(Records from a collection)
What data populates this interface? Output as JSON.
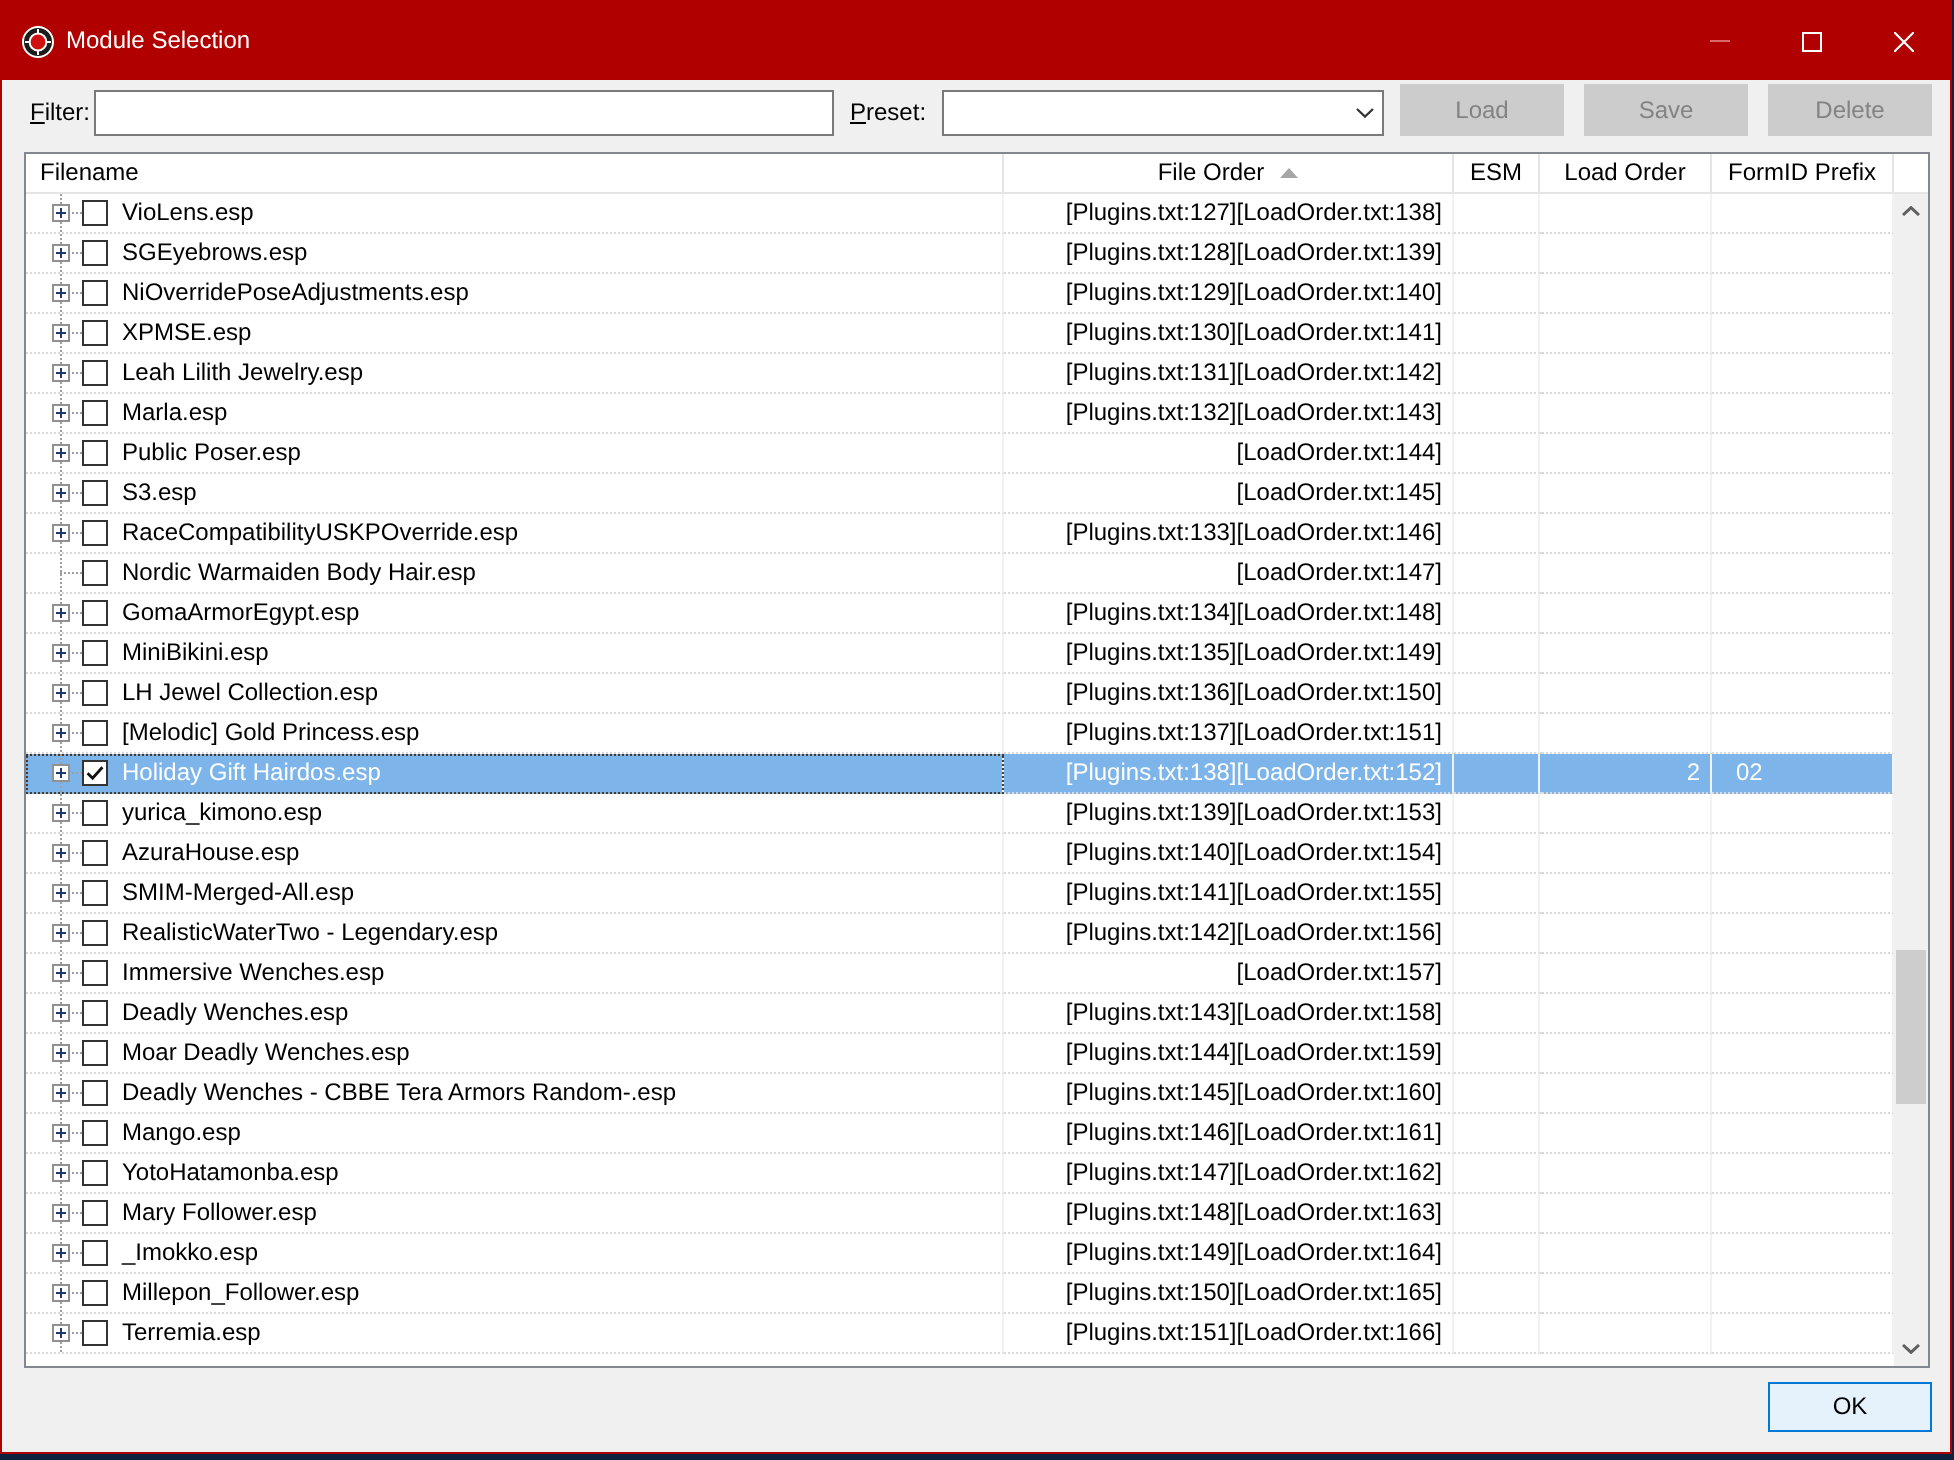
{
  "window": {
    "title": "Module Selection",
    "controls": [
      {
        "kind": "minimize",
        "disabled": true
      },
      {
        "kind": "maximize",
        "disabled": false
      },
      {
        "kind": "close",
        "disabled": false
      }
    ]
  },
  "toolbar": {
    "filter": {
      "label": "Filter:",
      "access_key_underlined": true
    },
    "preset": {
      "label": "Preset:",
      "access_key_underlined": true
    },
    "buttons": [
      {
        "label": "Load",
        "disabled": true
      },
      {
        "label": "Save",
        "disabled": true
      },
      {
        "label": "Delete",
        "disabled": true
      }
    ]
  },
  "table": {
    "columns": [
      {
        "label": "Filename",
        "sorted": false
      },
      {
        "label": "File Order",
        "sorted": true
      },
      {
        "label": "ESM",
        "sorted": false
      },
      {
        "label": "Load Order",
        "sorted": false
      },
      {
        "label": "FormID Prefix",
        "sorted": false
      }
    ],
    "rows": [
      {
        "filename": "VioLens.esp",
        "file_order": "[Plugins.txt:127][LoadOrder.txt:138]",
        "expandable": true,
        "checked": false,
        "selected": false
      },
      {
        "filename": "SGEyebrows.esp",
        "file_order": "[Plugins.txt:128][LoadOrder.txt:139]",
        "expandable": true,
        "checked": false,
        "selected": false
      },
      {
        "filename": "NiOverridePoseAdjustments.esp",
        "file_order": "[Plugins.txt:129][LoadOrder.txt:140]",
        "expandable": true,
        "checked": false,
        "selected": false
      },
      {
        "filename": "XPMSE.esp",
        "file_order": "[Plugins.txt:130][LoadOrder.txt:141]",
        "expandable": true,
        "checked": false,
        "selected": false
      },
      {
        "filename": "Leah Lilith Jewelry.esp",
        "file_order": "[Plugins.txt:131][LoadOrder.txt:142]",
        "expandable": true,
        "checked": false,
        "selected": false
      },
      {
        "filename": "Marla.esp",
        "file_order": "[Plugins.txt:132][LoadOrder.txt:143]",
        "expandable": true,
        "checked": false,
        "selected": false
      },
      {
        "filename": "Public Poser.esp",
        "file_order": "[LoadOrder.txt:144]",
        "expandable": true,
        "checked": false,
        "selected": false
      },
      {
        "filename": "S3.esp",
        "file_order": "[LoadOrder.txt:145]",
        "expandable": true,
        "checked": false,
        "selected": false
      },
      {
        "filename": "RaceCompatibilityUSKPOverride.esp",
        "file_order": "[Plugins.txt:133][LoadOrder.txt:146]",
        "expandable": true,
        "checked": false,
        "selected": false
      },
      {
        "filename": "Nordic Warmaiden Body Hair.esp",
        "file_order": "[LoadOrder.txt:147]",
        "expandable": false,
        "checked": false,
        "selected": false
      },
      {
        "filename": "GomaArmorEgypt.esp",
        "file_order": "[Plugins.txt:134][LoadOrder.txt:148]",
        "expandable": true,
        "checked": false,
        "selected": false
      },
      {
        "filename": "MiniBikini.esp",
        "file_order": "[Plugins.txt:135][LoadOrder.txt:149]",
        "expandable": true,
        "checked": false,
        "selected": false
      },
      {
        "filename": "LH Jewel Collection.esp",
        "file_order": "[Plugins.txt:136][LoadOrder.txt:150]",
        "expandable": true,
        "checked": false,
        "selected": false
      },
      {
        "filename": "[Melodic] Gold Princess.esp",
        "file_order": "[Plugins.txt:137][LoadOrder.txt:151]",
        "expandable": true,
        "checked": false,
        "selected": false
      },
      {
        "filename": "Holiday Gift Hairdos.esp",
        "file_order": "[Plugins.txt:138][LoadOrder.txt:152]",
        "load_order": "2",
        "formid_prefix": "02",
        "expandable": true,
        "checked": true,
        "selected": true
      },
      {
        "filename": "yurica_kimono.esp",
        "file_order": "[Plugins.txt:139][LoadOrder.txt:153]",
        "expandable": true,
        "checked": false,
        "selected": false
      },
      {
        "filename": "AzuraHouse.esp",
        "file_order": "[Plugins.txt:140][LoadOrder.txt:154]",
        "expandable": true,
        "checked": false,
        "selected": false
      },
      {
        "filename": "SMIM-Merged-All.esp",
        "file_order": "[Plugins.txt:141][LoadOrder.txt:155]",
        "expandable": true,
        "checked": false,
        "selected": false
      },
      {
        "filename": "RealisticWaterTwo - Legendary.esp",
        "file_order": "[Plugins.txt:142][LoadOrder.txt:156]",
        "expandable": true,
        "checked": false,
        "selected": false
      },
      {
        "filename": "Immersive Wenches.esp",
        "file_order": "[LoadOrder.txt:157]",
        "expandable": true,
        "checked": false,
        "selected": false
      },
      {
        "filename": "Deadly Wenches.esp",
        "file_order": "[Plugins.txt:143][LoadOrder.txt:158]",
        "expandable": true,
        "checked": false,
        "selected": false
      },
      {
        "filename": "Moar Deadly Wenches.esp",
        "file_order": "[Plugins.txt:144][LoadOrder.txt:159]",
        "expandable": true,
        "checked": false,
        "selected": false
      },
      {
        "filename": "Deadly Wenches - CBBE Tera Armors Random-.esp",
        "file_order": "[Plugins.txt:145][LoadOrder.txt:160]",
        "expandable": true,
        "checked": false,
        "selected": false
      },
      {
        "filename": "Mango.esp",
        "file_order": "[Plugins.txt:146][LoadOrder.txt:161]",
        "expandable": true,
        "checked": false,
        "selected": false
      },
      {
        "filename": "YotoHatamonba.esp",
        "file_order": "[Plugins.txt:147][LoadOrder.txt:162]",
        "expandable": true,
        "checked": false,
        "selected": false
      },
      {
        "filename": "Mary Follower.esp",
        "file_order": "[Plugins.txt:148][LoadOrder.txt:163]",
        "expandable": true,
        "checked": false,
        "selected": false
      },
      {
        "filename": "_Imokko.esp",
        "file_order": "[Plugins.txt:149][LoadOrder.txt:164]",
        "expandable": true,
        "checked": false,
        "selected": false
      },
      {
        "filename": "Millepon_Follower.esp",
        "file_order": "[Plugins.txt:150][LoadOrder.txt:165]",
        "expandable": true,
        "checked": false,
        "selected": false
      },
      {
        "filename": "Terremia.esp",
        "file_order": "[Plugins.txt:151][LoadOrder.txt:166]",
        "expandable": true,
        "checked": false,
        "selected": false
      }
    ]
  },
  "footer": {
    "buttons": [
      {
        "label": "OK",
        "default": true
      }
    ]
  }
}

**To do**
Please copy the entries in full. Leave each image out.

**Answer box**
What data populates this interface? Output as JSON.
{
  "window": {
    "title": "Module Selection",
    "controls": [
      {
        "kind": "minimize",
        "disabled": true
      },
      {
        "kind": "maximize",
        "disabled": false
      },
      {
        "kind": "close",
        "disabled": false
      }
    ]
  },
  "toolbar": {
    "filter": {
      "label": "Filter:",
      "access_key_underlined": true
    },
    "preset": {
      "label": "Preset:",
      "access_key_underlined": true
    },
    "buttons": [
      {
        "label": "Load",
        "disabled": true
      },
      {
        "label": "Save",
        "disabled": true
      },
      {
        "label": "Delete",
        "disabled": true
      }
    ]
  },
  "table": {
    "columns": [
      {
        "label": "Filename",
        "sorted": false
      },
      {
        "label": "File Order",
        "sorted": true
      },
      {
        "label": "ESM",
        "sorted": false
      },
      {
        "label": "Load Order",
        "sorted": false
      },
      {
        "label": "FormID Prefix",
        "sorted": false
      }
    ],
    "rows": [
      {
        "filename": "VioLens.esp",
        "file_order": "[Plugins.txt:127][LoadOrder.txt:138]",
        "expandable": true,
        "checked": false,
        "selected": false
      },
      {
        "filename": "SGEyebrows.esp",
        "file_order": "[Plugins.txt:128][LoadOrder.txt:139]",
        "expandable": true,
        "checked": false,
        "selected": false
      },
      {
        "filename": "NiOverridePoseAdjustments.esp",
        "file_order": "[Plugins.txt:129][LoadOrder.txt:140]",
        "expandable": true,
        "checked": false,
        "selected": false
      },
      {
        "filename": "XPMSE.esp",
        "file_order": "[Plugins.txt:130][LoadOrder.txt:141]",
        "expandable": true,
        "checked": false,
        "selected": false
      },
      {
        "filename": "Leah Lilith Jewelry.esp",
        "file_order": "[Plugins.txt:131][LoadOrder.txt:142]",
        "expandable": true,
        "checked": false,
        "selected": false
      },
      {
        "filename": "Marla.esp",
        "file_order": "[Plugins.txt:132][LoadOrder.txt:143]",
        "expandable": true,
        "checked": false,
        "selected": false
      },
      {
        "filename": "Public Poser.esp",
        "file_order": "[LoadOrder.txt:144]",
        "expandable": true,
        "checked": false,
        "selected": false
      },
      {
        "filename": "S3.esp",
        "file_order": "[LoadOrder.txt:145]",
        "expandable": true,
        "checked": false,
        "selected": false
      },
      {
        "filename": "RaceCompatibilityUSKPOverride.esp",
        "file_order": "[Plugins.txt:133][LoadOrder.txt:146]",
        "expandable": true,
        "checked": false,
        "selected": false
      },
      {
        "filename": "Nordic Warmaiden Body Hair.esp",
        "file_order": "[LoadOrder.txt:147]",
        "expandable": false,
        "checked": false,
        "selected": false
      },
      {
        "filename": "GomaArmorEgypt.esp",
        "file_order": "[Plugins.txt:134][LoadOrder.txt:148]",
        "expandable": true,
        "checked": false,
        "selected": false
      },
      {
        "filename": "MiniBikini.esp",
        "file_order": "[Plugins.txt:135][LoadOrder.txt:149]",
        "expandable": true,
        "checked": false,
        "selected": false
      },
      {
        "filename": "LH Jewel Collection.esp",
        "file_order": "[Plugins.txt:136][LoadOrder.txt:150]",
        "expandable": true,
        "checked": false,
        "selected": false
      },
      {
        "filename": "[Melodic] Gold Princess.esp",
        "file_order": "[Plugins.txt:137][LoadOrder.txt:151]",
        "expandable": true,
        "checked": false,
        "selected": false
      },
      {
        "filename": "Holiday Gift Hairdos.esp",
        "file_order": "[Plugins.txt:138][LoadOrder.txt:152]",
        "load_order": "2",
        "formid_prefix": "02",
        "expandable": true,
        "checked": true,
        "selected": true
      },
      {
        "filename": "yurica_kimono.esp",
        "file_order": "[Plugins.txt:139][LoadOrder.txt:153]",
        "expandable": true,
        "checked": false,
        "selected": false
      },
      {
        "filename": "AzuraHouse.esp",
        "file_order": "[Plugins.txt:140][LoadOrder.txt:154]",
        "expandable": true,
        "checked": false,
        "selected": false
      },
      {
        "filename": "SMIM-Merged-All.esp",
        "file_order": "[Plugins.txt:141][LoadOrder.txt:155]",
        "expandable": true,
        "checked": false,
        "selected": false
      },
      {
        "filename": "RealisticWaterTwo - Legendary.esp",
        "file_order": "[Plugins.txt:142][LoadOrder.txt:156]",
        "expandable": true,
        "checked": false,
        "selected": false
      },
      {
        "filename": "Immersive Wenches.esp",
        "file_order": "[LoadOrder.txt:157]",
        "expandable": true,
        "checked": false,
        "selected": false
      },
      {
        "filename": "Deadly Wenches.esp",
        "file_order": "[Plugins.txt:143][LoadOrder.txt:158]",
        "expandable": true,
        "checked": false,
        "selected": false
      },
      {
        "filename": "Moar Deadly Wenches.esp",
        "file_order": "[Plugins.txt:144][LoadOrder.txt:159]",
        "expandable": true,
        "checked": false,
        "selected": false
      },
      {
        "filename": "Deadly Wenches - CBBE Tera Armors Random-.esp",
        "file_order": "[Plugins.txt:145][LoadOrder.txt:160]",
        "expandable": true,
        "checked": false,
        "selected": false
      },
      {
        "filename": "Mango.esp",
        "file_order": "[Plugins.txt:146][LoadOrder.txt:161]",
        "expandable": true,
        "checked": false,
        "selected": false
      },
      {
        "filename": "YotoHatamonba.esp",
        "file_order": "[Plugins.txt:147][LoadOrder.txt:162]",
        "expandable": true,
        "checked": false,
        "selected": false
      },
      {
        "filename": "Mary Follower.esp",
        "file_order": "[Plugins.txt:148][LoadOrder.txt:163]",
        "expandable": true,
        "checked": false,
        "selected": false
      },
      {
        "filename": "_Imokko.esp",
        "file_order": "[Plugins.txt:149][LoadOrder.txt:164]",
        "expandable": true,
        "checked": false,
        "selected": false
      },
      {
        "filename": "Millepon_Follower.esp",
        "file_order": "[Plugins.txt:150][LoadOrder.txt:165]",
        "expandable": true,
        "checked": false,
        "selected": false
      },
      {
        "filename": "Terremia.esp",
        "file_order": "[Plugins.txt:151][LoadOrder.txt:166]",
        "expandable": true,
        "checked": false,
        "selected": false
      }
    ]
  },
  "footer": {
    "buttons": [
      {
        "label": "OK",
        "default": true
      }
    ]
  }
}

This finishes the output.